Some shortcomings of the new federal program to fingerprint foreign visitors were noted in a Washington Post editorial. For one, only those arriving at 115 international airports and 14 seaports are being checked. Those arriving legally by land will be fingerprinted only when more of the Visitor and Immigrant Status Indicator Technology is working later this year. The Post points out that the program will not be implemented for several more years. It could prove to be successful or “simply create more aggravation for those who have legitimate reasons to visit the United States,” says the Post.
In a pilot program in Atlanta, some fraudulent visas were found and no one objected to the procedure, involving digital photography, not an ink pad.

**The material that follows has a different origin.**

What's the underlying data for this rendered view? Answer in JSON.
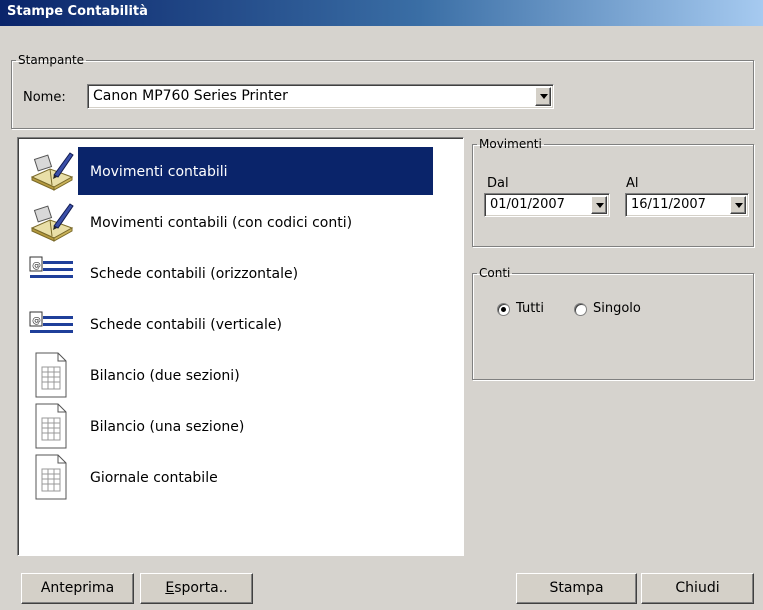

Still, a Brazilian judge ordered Brazil’s government to fingerprint U.S. visitors, calling the American procedure “as bad as the worst horrors sponsored by the Nazis.” Other countries will do it, too, slowing customs lines globally.
The Post says that plans for exit systems to match the entry systems have been undermined by a lack of funding and a lack of airport space.
In the end, says the newspaper, the program’s impact will be determined “not by the technology alone but also by the political will of those carrying it out. If [information] is not effectively channeled back to law enforcement, then the whole system will lead to nothing but hassle, ill will and wasted money.”